[Dataset rows for apps and sites]
────────────────────────────────────────
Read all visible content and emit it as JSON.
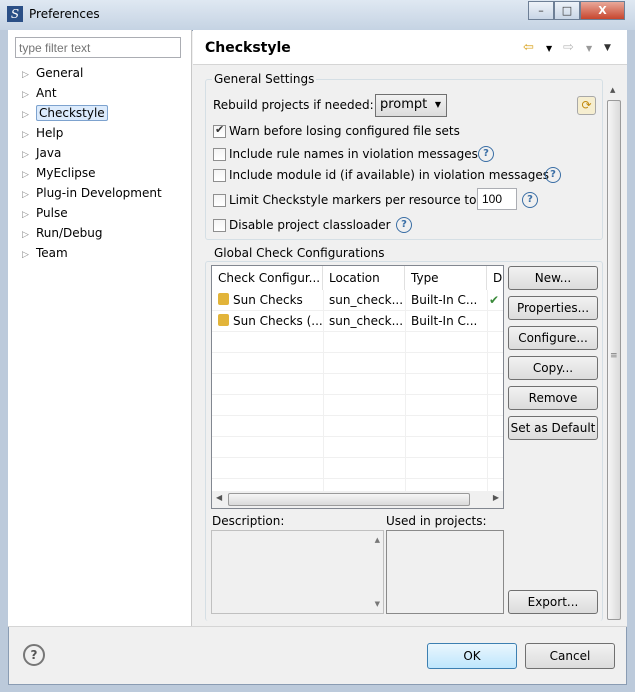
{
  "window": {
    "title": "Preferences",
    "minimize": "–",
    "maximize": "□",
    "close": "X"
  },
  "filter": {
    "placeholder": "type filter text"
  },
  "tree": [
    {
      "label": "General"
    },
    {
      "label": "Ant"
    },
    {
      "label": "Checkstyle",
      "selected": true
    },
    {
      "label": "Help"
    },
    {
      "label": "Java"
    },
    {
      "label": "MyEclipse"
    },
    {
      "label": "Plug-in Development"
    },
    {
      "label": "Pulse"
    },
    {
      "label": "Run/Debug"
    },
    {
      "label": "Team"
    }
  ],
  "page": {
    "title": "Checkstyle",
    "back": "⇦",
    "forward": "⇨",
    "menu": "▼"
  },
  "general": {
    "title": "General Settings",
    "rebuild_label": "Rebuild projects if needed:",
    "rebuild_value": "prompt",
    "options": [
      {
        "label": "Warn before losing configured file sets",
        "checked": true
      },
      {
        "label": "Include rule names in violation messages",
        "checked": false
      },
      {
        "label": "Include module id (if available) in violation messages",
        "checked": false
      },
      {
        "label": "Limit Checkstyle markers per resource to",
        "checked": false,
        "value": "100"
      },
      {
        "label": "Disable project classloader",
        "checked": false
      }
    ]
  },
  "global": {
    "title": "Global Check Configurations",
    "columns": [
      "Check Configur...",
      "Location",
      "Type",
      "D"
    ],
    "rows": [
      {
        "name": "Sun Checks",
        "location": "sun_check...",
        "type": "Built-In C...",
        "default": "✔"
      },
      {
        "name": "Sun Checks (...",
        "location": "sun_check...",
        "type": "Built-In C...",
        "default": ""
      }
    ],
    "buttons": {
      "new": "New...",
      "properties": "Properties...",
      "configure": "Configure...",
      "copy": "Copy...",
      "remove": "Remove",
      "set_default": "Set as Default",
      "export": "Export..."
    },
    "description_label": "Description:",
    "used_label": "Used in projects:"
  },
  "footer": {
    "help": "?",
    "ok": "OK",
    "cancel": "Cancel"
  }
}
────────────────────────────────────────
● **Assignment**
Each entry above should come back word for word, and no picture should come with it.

● **Answer box**
Read all visible content and emit it as JSON.
{
  "window": {
    "title": "Preferences",
    "minimize": "–",
    "maximize": "□",
    "close": "X"
  },
  "filter": {
    "placeholder": "type filter text"
  },
  "tree": [
    {
      "label": "General"
    },
    {
      "label": "Ant"
    },
    {
      "label": "Checkstyle",
      "selected": true
    },
    {
      "label": "Help"
    },
    {
      "label": "Java"
    },
    {
      "label": "MyEclipse"
    },
    {
      "label": "Plug-in Development"
    },
    {
      "label": "Pulse"
    },
    {
      "label": "Run/Debug"
    },
    {
      "label": "Team"
    }
  ],
  "page": {
    "title": "Checkstyle",
    "back": "⇦",
    "forward": "⇨",
    "menu": "▼"
  },
  "general": {
    "title": "General Settings",
    "rebuild_label": "Rebuild projects if needed:",
    "rebuild_value": "prompt",
    "options": [
      {
        "label": "Warn before losing configured file sets",
        "checked": true
      },
      {
        "label": "Include rule names in violation messages",
        "checked": false
      },
      {
        "label": "Include module id (if available) in violation messages",
        "checked": false
      },
      {
        "label": "Limit Checkstyle markers per resource to",
        "checked": false,
        "value": "100"
      },
      {
        "label": "Disable project classloader",
        "checked": false
      }
    ]
  },
  "global": {
    "title": "Global Check Configurations",
    "columns": [
      "Check Configur...",
      "Location",
      "Type",
      "D"
    ],
    "rows": [
      {
        "name": "Sun Checks",
        "location": "sun_check...",
        "type": "Built-In C...",
        "default": "✔"
      },
      {
        "name": "Sun Checks (...",
        "location": "sun_check...",
        "type": "Built-In C...",
        "default": ""
      }
    ],
    "buttons": {
      "new": "New...",
      "properties": "Properties...",
      "configure": "Configure...",
      "copy": "Copy...",
      "remove": "Remove",
      "set_default": "Set as Default",
      "export": "Export..."
    },
    "description_label": "Description:",
    "used_label": "Used in projects:"
  },
  "footer": {
    "help": "?",
    "ok": "OK",
    "cancel": "Cancel"
  }
}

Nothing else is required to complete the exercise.